TASK:
Each record is to be copied exactly, with its pictures left behind.

#### RECORDS FOR PROCESSING ####

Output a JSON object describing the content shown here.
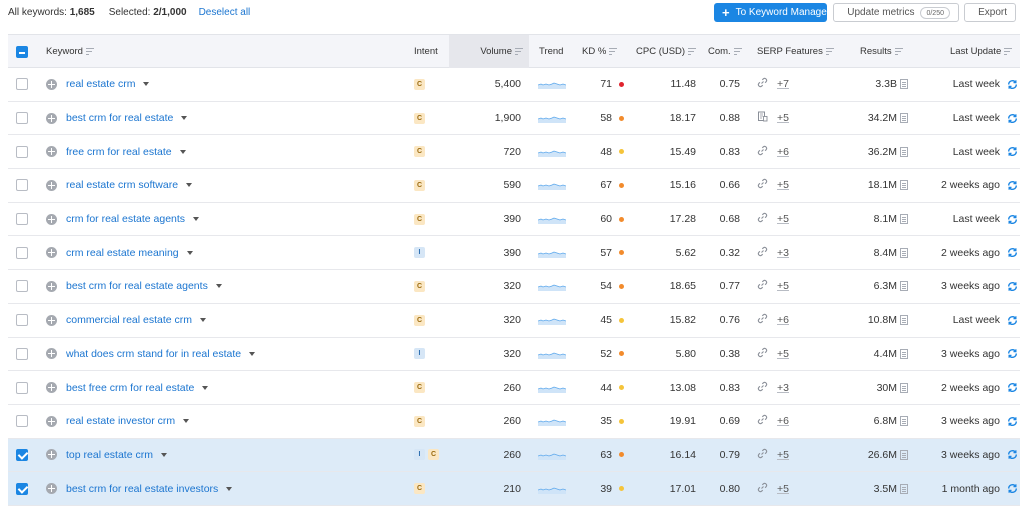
{
  "topbar": {
    "all_keywords_label": "All keywords:",
    "all_keywords_count": "1,685",
    "selected_label": "Selected:",
    "selected_count": "2/1,000",
    "deselect_label": "Deselect all",
    "keyword_manager_label": "To Keyword Manager",
    "update_metrics_label": "Update metrics",
    "update_metrics_quota": "0/250",
    "export_label": "Export"
  },
  "columns": {
    "keyword": "Keyword",
    "intent": "Intent",
    "volume": "Volume",
    "trend": "Trend",
    "kd": "KD %",
    "cpc": "CPC (USD)",
    "com": "Com.",
    "serp": "SERP Features",
    "results": "Results",
    "last_update": "Last Update"
  },
  "colors": {
    "accent": "#1b86e3",
    "kd_red": "#e0242e",
    "kd_orange": "#f28b2c",
    "kd_yellow": "#f5c43a",
    "selected_row": "#ddebf8"
  },
  "rows": [
    {
      "checked": false,
      "keyword": "real estate crm",
      "intent": [
        "C"
      ],
      "volume": "5,400",
      "kd": "71",
      "kd_color": "#e0242e",
      "cpc": "11.48",
      "com": "0.75",
      "serp_icon": "link-icon",
      "serp_more": "+7",
      "results": "3.3B",
      "last_update": "Last week"
    },
    {
      "checked": false,
      "keyword": "best crm for real estate",
      "intent": [
        "C"
      ],
      "volume": "1,900",
      "kd": "58",
      "kd_color": "#f28b2c",
      "cpc": "18.17",
      "com": "0.88",
      "serp_icon": "review-icon",
      "serp_more": "+5",
      "results": "34.2M",
      "last_update": "Last week"
    },
    {
      "checked": false,
      "keyword": "free crm for real estate",
      "intent": [
        "C"
      ],
      "volume": "720",
      "kd": "48",
      "kd_color": "#f5c43a",
      "cpc": "15.49",
      "com": "0.83",
      "serp_icon": "link-icon",
      "serp_more": "+6",
      "results": "36.2M",
      "last_update": "Last week"
    },
    {
      "checked": false,
      "keyword": "real estate crm software",
      "intent": [
        "C"
      ],
      "volume": "590",
      "kd": "67",
      "kd_color": "#f28b2c",
      "cpc": "15.16",
      "com": "0.66",
      "serp_icon": "link-icon",
      "serp_more": "+5",
      "results": "18.1M",
      "last_update": "2 weeks ago"
    },
    {
      "checked": false,
      "keyword": "crm for real estate agents",
      "intent": [
        "C"
      ],
      "volume": "390",
      "kd": "60",
      "kd_color": "#f28b2c",
      "cpc": "17.28",
      "com": "0.68",
      "serp_icon": "link-icon",
      "serp_more": "+5",
      "results": "8.1M",
      "last_update": "Last week"
    },
    {
      "checked": false,
      "keyword": "crm real estate meaning",
      "intent": [
        "I"
      ],
      "volume": "390",
      "kd": "57",
      "kd_color": "#f28b2c",
      "cpc": "5.62",
      "com": "0.32",
      "serp_icon": "link-icon",
      "serp_more": "+3",
      "results": "8.4M",
      "last_update": "2 weeks ago"
    },
    {
      "checked": false,
      "keyword": "best crm for real estate agents",
      "intent": [
        "C"
      ],
      "volume": "320",
      "kd": "54",
      "kd_color": "#f28b2c",
      "cpc": "18.65",
      "com": "0.77",
      "serp_icon": "link-icon",
      "serp_more": "+5",
      "results": "6.3M",
      "last_update": "3 weeks ago"
    },
    {
      "checked": false,
      "keyword": "commercial real estate crm",
      "intent": [
        "C"
      ],
      "volume": "320",
      "kd": "45",
      "kd_color": "#f5c43a",
      "cpc": "15.82",
      "com": "0.76",
      "serp_icon": "link-icon",
      "serp_more": "+6",
      "results": "10.8M",
      "last_update": "Last week"
    },
    {
      "checked": false,
      "keyword": "what does crm stand for in real estate",
      "intent": [
        "I"
      ],
      "volume": "320",
      "kd": "52",
      "kd_color": "#f28b2c",
      "cpc": "5.80",
      "com": "0.38",
      "serp_icon": "link-icon",
      "serp_more": "+5",
      "results": "4.4M",
      "last_update": "3 weeks ago"
    },
    {
      "checked": false,
      "keyword": "best free crm for real estate",
      "intent": [
        "C"
      ],
      "volume": "260",
      "kd": "44",
      "kd_color": "#f5c43a",
      "cpc": "13.08",
      "com": "0.83",
      "serp_icon": "link-icon",
      "serp_more": "+3",
      "results": "30M",
      "last_update": "2 weeks ago"
    },
    {
      "checked": false,
      "keyword": "real estate investor crm",
      "intent": [
        "C"
      ],
      "volume": "260",
      "kd": "35",
      "kd_color": "#f5c43a",
      "cpc": "19.91",
      "com": "0.69",
      "serp_icon": "link-icon",
      "serp_more": "+6",
      "results": "6.8M",
      "last_update": "3 weeks ago"
    },
    {
      "checked": true,
      "keyword": "top real estate crm",
      "intent": [
        "I",
        "C"
      ],
      "volume": "260",
      "kd": "63",
      "kd_color": "#f28b2c",
      "cpc": "16.14",
      "com": "0.79",
      "serp_icon": "link-icon",
      "serp_more": "+5",
      "results": "26.6M",
      "last_update": "3 weeks ago"
    },
    {
      "checked": true,
      "keyword": "best crm for real estate investors",
      "intent": [
        "C"
      ],
      "volume": "210",
      "kd": "39",
      "kd_color": "#f5c43a",
      "cpc": "17.01",
      "com": "0.80",
      "serp_icon": "link-icon",
      "serp_more": "+5",
      "results": "3.5M",
      "last_update": "1 month ago"
    }
  ]
}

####

EXPECTED OUTPUT:
Output a JSON object describing the content shown here.
{
  "topbar": {
    "all_keywords_label": "All keywords:",
    "all_keywords_count": "1,685",
    "selected_label": "Selected:",
    "selected_count": "2/1,000",
    "deselect_label": "Deselect all",
    "keyword_manager_label": "To Keyword Manager",
    "update_metrics_label": "Update metrics",
    "update_metrics_quota": "0/250",
    "export_label": "Export"
  },
  "columns": {
    "keyword": "Keyword",
    "intent": "Intent",
    "volume": "Volume",
    "trend": "Trend",
    "kd": "KD %",
    "cpc": "CPC (USD)",
    "com": "Com.",
    "serp": "SERP Features",
    "results": "Results",
    "last_update": "Last Update"
  },
  "colors": {
    "accent": "#1b86e3",
    "kd_red": "#e0242e",
    "kd_orange": "#f28b2c",
    "kd_yellow": "#f5c43a",
    "selected_row": "#ddebf8"
  },
  "rows": [
    {
      "checked": false,
      "keyword": "real estate crm",
      "intent": [
        "C"
      ],
      "volume": "5,400",
      "kd": "71",
      "kd_color": "#e0242e",
      "cpc": "11.48",
      "com": "0.75",
      "serp_icon": "link-icon",
      "serp_more": "+7",
      "results": "3.3B",
      "last_update": "Last week"
    },
    {
      "checked": false,
      "keyword": "best crm for real estate",
      "intent": [
        "C"
      ],
      "volume": "1,900",
      "kd": "58",
      "kd_color": "#f28b2c",
      "cpc": "18.17",
      "com": "0.88",
      "serp_icon": "review-icon",
      "serp_more": "+5",
      "results": "34.2M",
      "last_update": "Last week"
    },
    {
      "checked": false,
      "keyword": "free crm for real estate",
      "intent": [
        "C"
      ],
      "volume": "720",
      "kd": "48",
      "kd_color": "#f5c43a",
      "cpc": "15.49",
      "com": "0.83",
      "serp_icon": "link-icon",
      "serp_more": "+6",
      "results": "36.2M",
      "last_update": "Last week"
    },
    {
      "checked": false,
      "keyword": "real estate crm software",
      "intent": [
        "C"
      ],
      "volume": "590",
      "kd": "67",
      "kd_color": "#f28b2c",
      "cpc": "15.16",
      "com": "0.66",
      "serp_icon": "link-icon",
      "serp_more": "+5",
      "results": "18.1M",
      "last_update": "2 weeks ago"
    },
    {
      "checked": false,
      "keyword": "crm for real estate agents",
      "intent": [
        "C"
      ],
      "volume": "390",
      "kd": "60",
      "kd_color": "#f28b2c",
      "cpc": "17.28",
      "com": "0.68",
      "serp_icon": "link-icon",
      "serp_more": "+5",
      "results": "8.1M",
      "last_update": "Last week"
    },
    {
      "checked": false,
      "keyword": "crm real estate meaning",
      "intent": [
        "I"
      ],
      "volume": "390",
      "kd": "57",
      "kd_color": "#f28b2c",
      "cpc": "5.62",
      "com": "0.32",
      "serp_icon": "link-icon",
      "serp_more": "+3",
      "results": "8.4M",
      "last_update": "2 weeks ago"
    },
    {
      "checked": false,
      "keyword": "best crm for real estate agents",
      "intent": [
        "C"
      ],
      "volume": "320",
      "kd": "54",
      "kd_color": "#f28b2c",
      "cpc": "18.65",
      "com": "0.77",
      "serp_icon": "link-icon",
      "serp_more": "+5",
      "results": "6.3M",
      "last_update": "3 weeks ago"
    },
    {
      "checked": false,
      "keyword": "commercial real estate crm",
      "intent": [
        "C"
      ],
      "volume": "320",
      "kd": "45",
      "kd_color": "#f5c43a",
      "cpc": "15.82",
      "com": "0.76",
      "serp_icon": "link-icon",
      "serp_more": "+6",
      "results": "10.8M",
      "last_update": "Last week"
    },
    {
      "checked": false,
      "keyword": "what does crm stand for in real estate",
      "intent": [
        "I"
      ],
      "volume": "320",
      "kd": "52",
      "kd_color": "#f28b2c",
      "cpc": "5.80",
      "com": "0.38",
      "serp_icon": "link-icon",
      "serp_more": "+5",
      "results": "4.4M",
      "last_update": "3 weeks ago"
    },
    {
      "checked": false,
      "keyword": "best free crm for real estate",
      "intent": [
        "C"
      ],
      "volume": "260",
      "kd": "44",
      "kd_color": "#f5c43a",
      "cpc": "13.08",
      "com": "0.83",
      "serp_icon": "link-icon",
      "serp_more": "+3",
      "results": "30M",
      "last_update": "2 weeks ago"
    },
    {
      "checked": false,
      "keyword": "real estate investor crm",
      "intent": [
        "C"
      ],
      "volume": "260",
      "kd": "35",
      "kd_color": "#f5c43a",
      "cpc": "19.91",
      "com": "0.69",
      "serp_icon": "link-icon",
      "serp_more": "+6",
      "results": "6.8M",
      "last_update": "3 weeks ago"
    },
    {
      "checked": true,
      "keyword": "top real estate crm",
      "intent": [
        "I",
        "C"
      ],
      "volume": "260",
      "kd": "63",
      "kd_color": "#f28b2c",
      "cpc": "16.14",
      "com": "0.79",
      "serp_icon": "link-icon",
      "serp_more": "+5",
      "results": "26.6M",
      "last_update": "3 weeks ago"
    },
    {
      "checked": true,
      "keyword": "best crm for real estate investors",
      "intent": [
        "C"
      ],
      "volume": "210",
      "kd": "39",
      "kd_color": "#f5c43a",
      "cpc": "17.01",
      "com": "0.80",
      "serp_icon": "link-icon",
      "serp_more": "+5",
      "results": "3.5M",
      "last_update": "1 month ago"
    }
  ]
}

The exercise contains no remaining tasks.